Ghosn grilling averaged seven hours a day, says ex-Nissan chief's lawyer in Japan

AP

A lawyer for former Nissan Chairman Carlos Ghosn, who fled to Lebanon at the end of December while awaiting trial in Japan, said his client was questioned for an average of seven hours a day without a lawyer present.

Takashi Takano wrote Saturday in a post on his blog that the questioning continued through weekends, Thanksgiving and Christmas.

Takano has said he told Ghosn he couldn’t expect a fair trial in Japan, but that his chances of winning were good because the evidence against him was so weak.

Japan’s judicial system has come under fire over Ghosn’s case. Critics have for years said the prolonged detentions tend to coerce false confessions. Suspects can be detained even without any charges.

Prosecutors and Justice Minister Masako Mori have repeatedly defended the nation’s system as upholding human rights, noting that Japan boasts a low crime rate. Mori said the system follows appropriate procedures under Japanese law, stressing that every culture is different.

Takano said he recently looked at prosecutors’ data and Ghosn’s notes to tally the hours of questioning for 70 of the days Ghosn was detained. On three days, Ghosn had been questioned for some 11 hours, according to Takano’s tally.

Ghosn was detained under two separate arrests for 130 days in total. He has been charged with underreporting his future compensation and of breach of trust in diverting Nissan Motor Co. funds for alleged personal gain.

In a news conference held in Beirut last week, which lasted more than two hours, Ghosn reasserted his innocence and accused Nissan and Japanese government officials of plotting his removal.

Ghosn, who led Nissan for two decades, has said the compensation was never decided and that the payments were for legitimate business.

Much of his news conference was devoted to criticizing Japan’s justice system as rigged and harsh. He said he had been grilled without a lawyer present while held in solitary confinement, and advised all foreigners to leave.

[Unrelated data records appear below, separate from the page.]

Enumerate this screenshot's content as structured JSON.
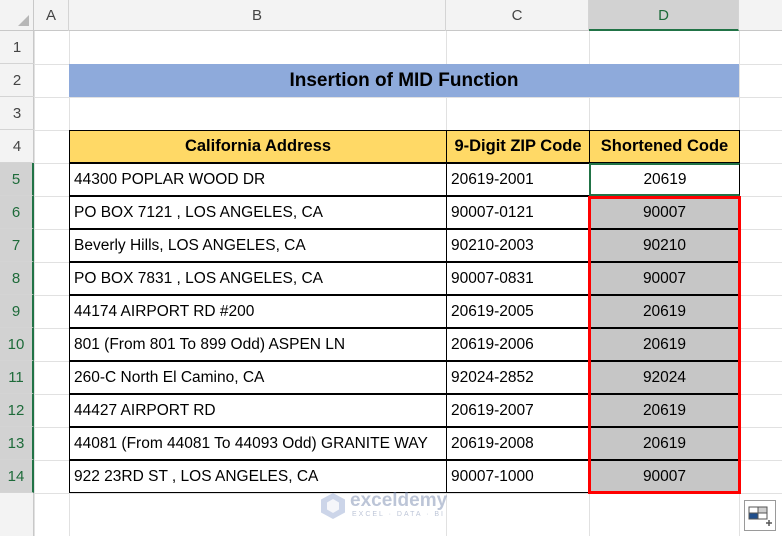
{
  "columns": {
    "a": "A",
    "b": "B",
    "c": "C",
    "d": "D"
  },
  "rows": [
    "1",
    "2",
    "3",
    "4",
    "5",
    "6",
    "7",
    "8",
    "9",
    "10",
    "11",
    "12",
    "13",
    "14"
  ],
  "title": "Insertion of MID Function",
  "table": {
    "headers": [
      "California Address",
      "9-Digit ZIP Code",
      "Shortened Code"
    ],
    "data": [
      {
        "address": "44300 POPLAR WOOD DR",
        "zip": "20619-2001",
        "short": "20619"
      },
      {
        "address": "PO BOX 7121 , LOS ANGELES, CA",
        "zip": "90007-0121",
        "short": "90007"
      },
      {
        "address": "Beverly Hills,  LOS ANGELES, CA",
        "zip": "90210-2003",
        "short": "90210"
      },
      {
        "address": "PO BOX 7831 , LOS ANGELES, CA",
        "zip": "90007-0831",
        "short": "90007"
      },
      {
        "address": "44174 AIRPORT RD #200",
        "zip": "20619-2005",
        "short": "20619"
      },
      {
        "address": "801 (From 801 To 899 Odd) ASPEN LN",
        "zip": "20619-2006",
        "short": "20619"
      },
      {
        "address": "260-C North El Camino, CA",
        "zip": "92024-2852",
        "short": "92024"
      },
      {
        "address": "44427 AIRPORT RD",
        "zip": "20619-2007",
        "short": "20619"
      },
      {
        "address": "44081 (From 44081 To 44093 Odd) GRANITE WAY",
        "zip": "20619-2008",
        "short": "20619"
      },
      {
        "address": "922 23RD ST , LOS ANGELES, CA",
        "zip": "90007-1000",
        "short": "90007"
      }
    ]
  },
  "watermark": {
    "name": "exceldemy",
    "tagline": "EXCEL · DATA · BI"
  },
  "icons": {
    "paste_options": "paste-options-icon",
    "select_all": "select-all-icon"
  },
  "colors": {
    "title_fill": "#8eaadb",
    "header_fill": "#ffd966",
    "highlight_fill": "#c6c6c6",
    "selection_border": "#ff0000",
    "active_border": "#217346"
  }
}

Last week, Takano said at first he had felt sad and betrayed that Ghosn didn’t try to show his innocence in court, but also expressed understanding about how Ghosn might have lost hope not only with the prosecutors but with Japan’s entire judicial system.